Kingston's DataTraveler 300 is the "world's biggest" USB flash drive; it just launched in Europe. In IT Blogwatch, bloggers boggle over the size of the thing -- and at its insane price.
By Richi Jennings: your humble blogwatcher, who selected these bloggy morsels for your enjoyment. Not to mention movie mashups...
Traian Teglet talks tech:
Kingston Technology ... has just announced another addition to its line of DataTraveler USB flash-drives, expanding the storage capacity to a world's first 256GB. ... The drive ... boasts a cap-less design with a sliding USB connector and ... is said to be capable of providing users with speeds of up to 20MB/s for read and 10MB/s for write.
...Additionally, Kingston has also included the Password Traveler security software and a five-year warranty for its high-capacity 256GB drive. As far as pricing goes, be ready to spend as much as $934.2 ... which is rather high, even for an SSD price point.
James Kendrick wonders if it's for you:
You are one of those folks who must have the best of everything. You need the biggest, baddest, fastest of everything that comes out. Enough is never enough for you; bring on the big stuff. Kingston has your back.
...The drive is only available in the UK and Europe, but hopefully it will make it elsewhere soon. Its going to be expensive, you can bet.
Joseph L. Flatley notes the size of the thing:
We're sure that it's only a matter of moments before a 256GB thumb drive this bulky is something of a joke -- hell, it wasn't so terribly long ago that cramming 256MB into something this size was an accomplishment.
...Now, for the bad news: only available in Europe and the UK, and custom made upon your order (presumably after the check clears) this modern technological marvel will run you £565.67 ($924).
Gordon Kelly channels the children:
Taking a leaf out of the nah nah na nah nah book of marketing, the memory expert has announced the first 256GB USB drive just 34 days ... [after] Kingston launched the world's first 128GB USB drive.
...As you might expect, prices for such a drive are beyond premium. ... That said you do get a five year warranty as standard.
But Matt Burns says, "Pah":
First off, you cant afford this flash drive. But even if you can, you shouldnt buy it. I mean, today, it will cost you $900, but we all know next year it will be $90, if not less. So take a good look at the Kingston DataTraveler 300 and drift off into a dream of what the future holds for SSDs and flash drives.
Matthew Humphries agrees:
I wouldnt recommend investing in the DataTraveler 300. Its not only the high price thats a barrier, but the impending introduction of the USB 3.0 standard. The DT300 will inevitably soon be replaced by a USB 3.0 version giving significantly higher read and write speeds at an equivalent or lower price.

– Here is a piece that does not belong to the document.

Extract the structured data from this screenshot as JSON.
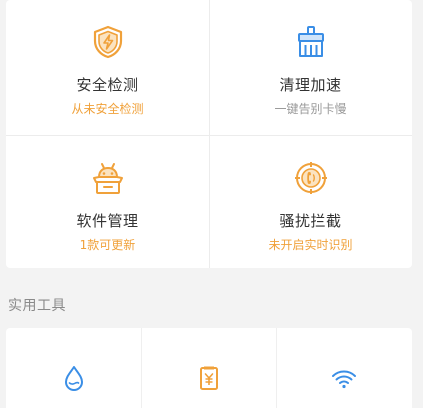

...The good news about the DT300 is it will soon start to push the pricing of USB sticks with 32GB, 64GB, and 128GB storage capacities down.
So what's your take? Want one?

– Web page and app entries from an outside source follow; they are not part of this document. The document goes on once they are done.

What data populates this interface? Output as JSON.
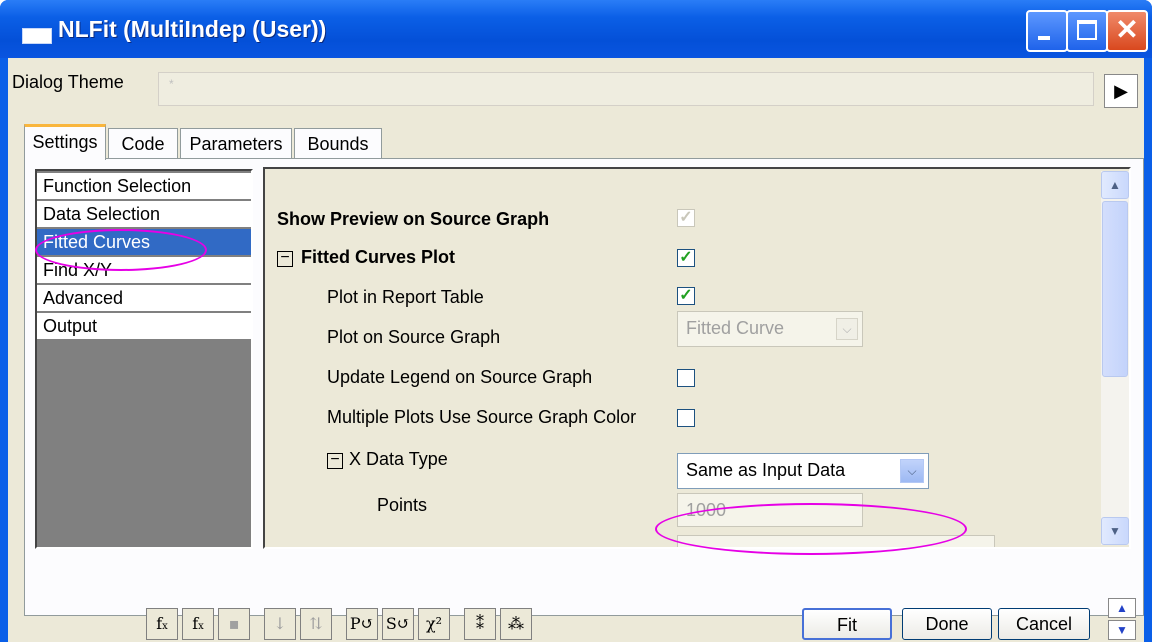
{
  "window": {
    "title": "NLFit (MultiIndep (User))"
  },
  "theme": {
    "label": "Dialog Theme",
    "value": "*"
  },
  "tabs": [
    "Settings",
    "Code",
    "Parameters",
    "Bounds"
  ],
  "nav": {
    "items": [
      "Function Selection",
      "Data Selection",
      "Fitted Curves",
      "Find X/Y",
      "Advanced",
      "Output"
    ],
    "selected": 2
  },
  "settings": {
    "show_preview": {
      "label": "Show Preview on Source Graph",
      "checked": true,
      "enabled": false
    },
    "fitted_curves_plot": {
      "label": "Fitted Curves Plot",
      "checked": true
    },
    "plot_in_report": {
      "label": "Plot in Report Table",
      "checked": true
    },
    "plot_on_source": {
      "label": "Plot on Source Graph",
      "value": "Fitted Curve"
    },
    "update_legend": {
      "label": "Update Legend on Source Graph",
      "checked": false
    },
    "multiple_plots": {
      "label": "Multiple Plots Use Source Graph Color",
      "checked": false
    },
    "x_data_type": {
      "label": "X Data Type",
      "value": "Same as Input Data"
    },
    "points": {
      "label": "Points",
      "value": "1000"
    }
  },
  "toolbar": {
    "icons": [
      "fit-function-icon",
      "function-icon",
      "save-icon",
      "sort-down-icon",
      "sort-params-icon",
      "p-arrow-icon",
      "s-arrow-icon",
      "chi-square-icon",
      "iterate-icon",
      "iterate-fast-icon"
    ],
    "chi": "χ²"
  },
  "buttons": {
    "fit": "Fit",
    "done": "Done",
    "cancel": "Cancel"
  },
  "colors": {
    "title_blue": "#0450d8",
    "highlight": "#e600e6",
    "selection": "#316ac5",
    "check_green": "#21a121"
  }
}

Get involved: leave a comment.
Previously in IT Blogwatch:
- NASA phased by ISS toilet-fail, 40 years after Apollo 11 moon landing
- Microhoo or Yahsoft? Microsoft/Yahoo! merger deal bid is on again
- Stupid users respond to spam? Survey said... (ding) 12% do!
- iPhone OS 3.1 beta 2: Apple giveth and Apple taketh away
- Microsoft Office 2010 and Web Apps: ooh, shiny!
Don't miss out on IT Blogwatch:
Richi Jennings is an independent analyst/consultant, specializing in blogging, email, and spam. A 24 year, cross-functional IT veteran, he is also an analyst at Ferris Research. You can follow him as @richi on Twitter or richij on FriendFeed, pretend to be Richi's friend on Facebook, or just use good old email: firstname.lastname@example.org.